● **Try it**
Reproduce, please, the line that holds "Read all visible content and emit it as JSON." and all later lines through the end of the entries below, exactly; omit pictures.

[[ Excerpted data open ]]

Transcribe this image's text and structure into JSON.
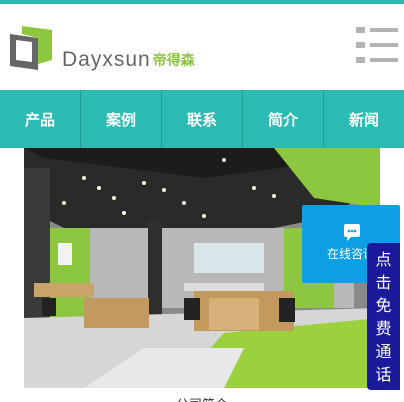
{
  "brand": {
    "name_en": "Dayxsun",
    "name_cn": "帝得森",
    "colors": {
      "teal": "#2bbab4",
      "green": "#8dc63f",
      "gray": "#666666"
    }
  },
  "header": {
    "menu_icon": "hamburger-menu-icon"
  },
  "nav": {
    "items": [
      {
        "label": "产品"
      },
      {
        "label": "案例"
      },
      {
        "label": "联系"
      },
      {
        "label": "简介"
      },
      {
        "label": "新闻"
      }
    ]
  },
  "banner": {
    "alt": "office interior photo"
  },
  "consult": {
    "label": "在线咨询",
    "icon": "chat-bubble-icon",
    "color": "#0e9ee6"
  },
  "free_call": {
    "chars": [
      "点",
      "击",
      "免",
      "费",
      "通",
      "话"
    ],
    "color": "#1a1a9a"
  },
  "bottom": {
    "text": "公司简介"
  }
}
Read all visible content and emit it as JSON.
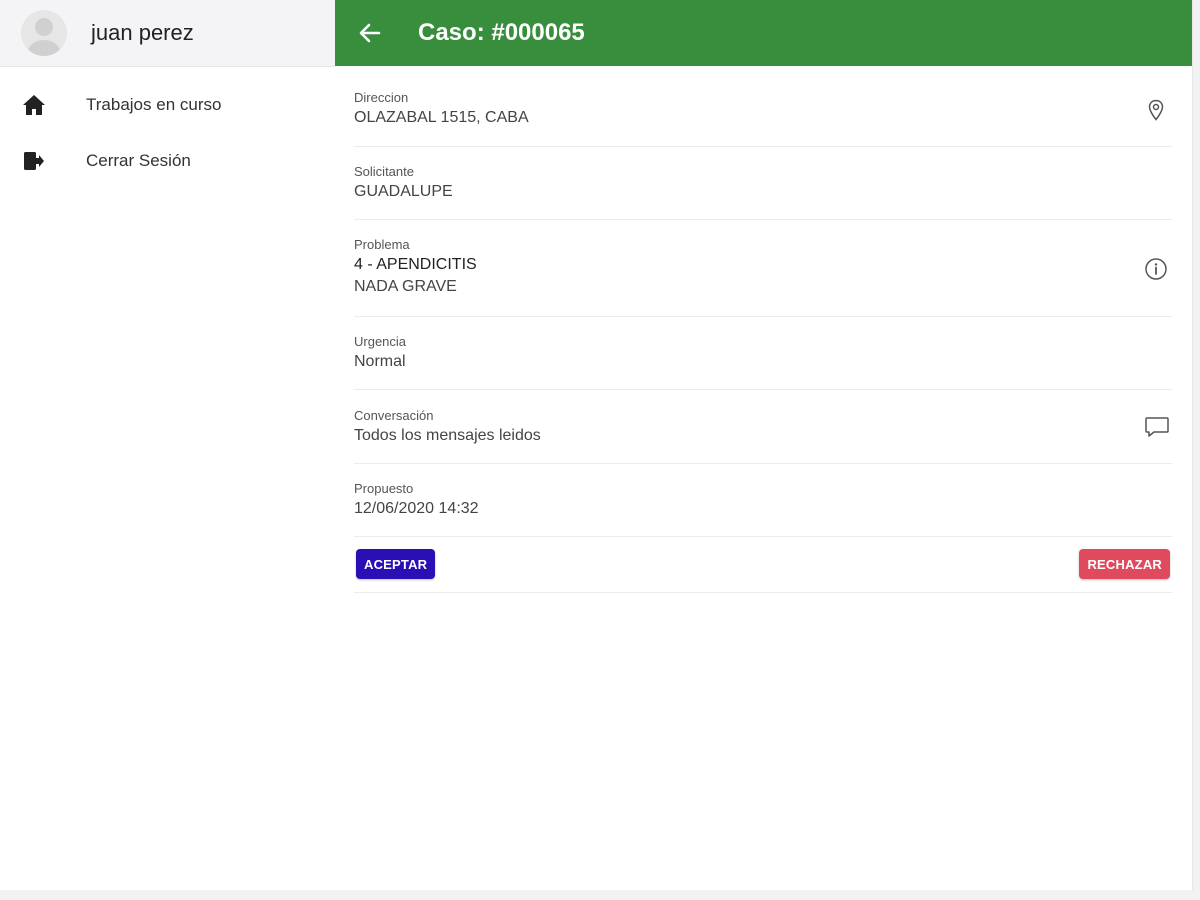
{
  "sidebar": {
    "user_name": "juan perez",
    "avatar_icon": "person-avatar-icon",
    "items": [
      {
        "label": "Trabajos en curso",
        "icon": "home-icon"
      },
      {
        "label": "Cerrar Sesión",
        "icon": "logout-icon"
      }
    ]
  },
  "header": {
    "title": "Caso: #000065",
    "back_icon": "arrow-left-icon",
    "color": "#388e3c"
  },
  "details": {
    "direccion": {
      "label": "Direccion",
      "value": "OLAZABAL 1515, CABA",
      "icon": "map-pin-icon"
    },
    "solicitante": {
      "label": "Solicitante",
      "value": "GUADALUPE"
    },
    "problema": {
      "label": "Problema",
      "value": "4 - APENDICITIS",
      "detail": "NADA GRAVE",
      "icon": "info-icon"
    },
    "urgencia": {
      "label": "Urgencia",
      "value": "Normal"
    },
    "conversacion": {
      "label": "Conversación",
      "value": "Todos los mensajes leidos",
      "icon": "chat-bubble-icon"
    },
    "propuesto": {
      "label": "Propuesto",
      "value": "12/06/2020 14:32"
    }
  },
  "actions": {
    "accept_label": "ACEPTAR",
    "reject_label": "RECHAZAR",
    "accept_color": "#2a0fb5",
    "reject_color": "#e04a5e"
  }
}
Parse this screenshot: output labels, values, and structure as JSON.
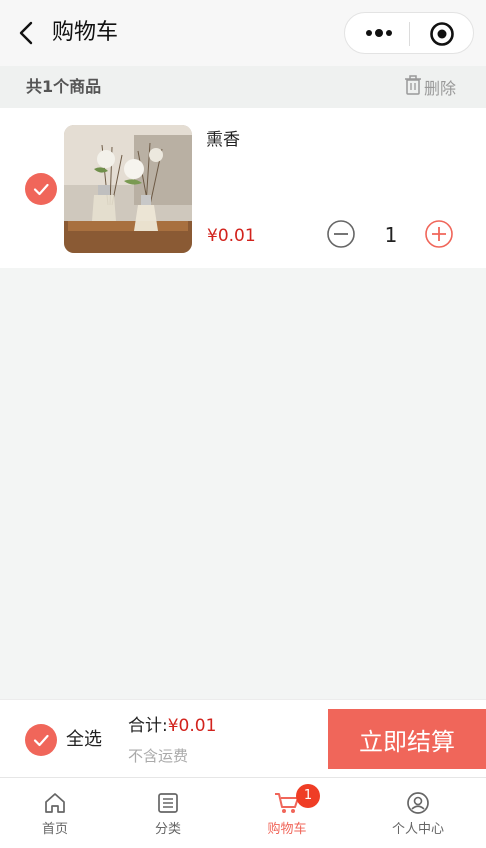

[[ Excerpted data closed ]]

● **Reply**
Read all visible content and emit it as JSON.
{
  "sidebar": {
    "user_name": "juan perez",
    "avatar_icon": "person-avatar-icon",
    "items": [
      {
        "label": "Trabajos en curso",
        "icon": "home-icon"
      },
      {
        "label": "Cerrar Sesión",
        "icon": "logout-icon"
      }
    ]
  },
  "header": {
    "title": "Caso: #000065",
    "back_icon": "arrow-left-icon",
    "color": "#388e3c"
  },
  "details": {
    "direccion": {
      "label": "Direccion",
      "value": "OLAZABAL 1515, CABA",
      "icon": "map-pin-icon"
    },
    "solicitante": {
      "label": "Solicitante",
      "value": "GUADALUPE"
    },
    "problema": {
      "label": "Problema",
      "value": "4 - APENDICITIS",
      "detail": "NADA GRAVE",
      "icon": "info-icon"
    },
    "urgencia": {
      "label": "Urgencia",
      "value": "Normal"
    },
    "conversacion": {
      "label": "Conversación",
      "value": "Todos los mensajes leidos",
      "icon": "chat-bubble-icon"
    },
    "propuesto": {
      "label": "Propuesto",
      "value": "12/06/2020 14:32"
    }
  },
  "actions": {
    "accept_label": "ACEPTAR",
    "reject_label": "RECHAZAR",
    "accept_color": "#2a0fb5",
    "reject_color": "#e04a5e"
  }
}
Parse this screenshot: output labels, values, and structure as JSON.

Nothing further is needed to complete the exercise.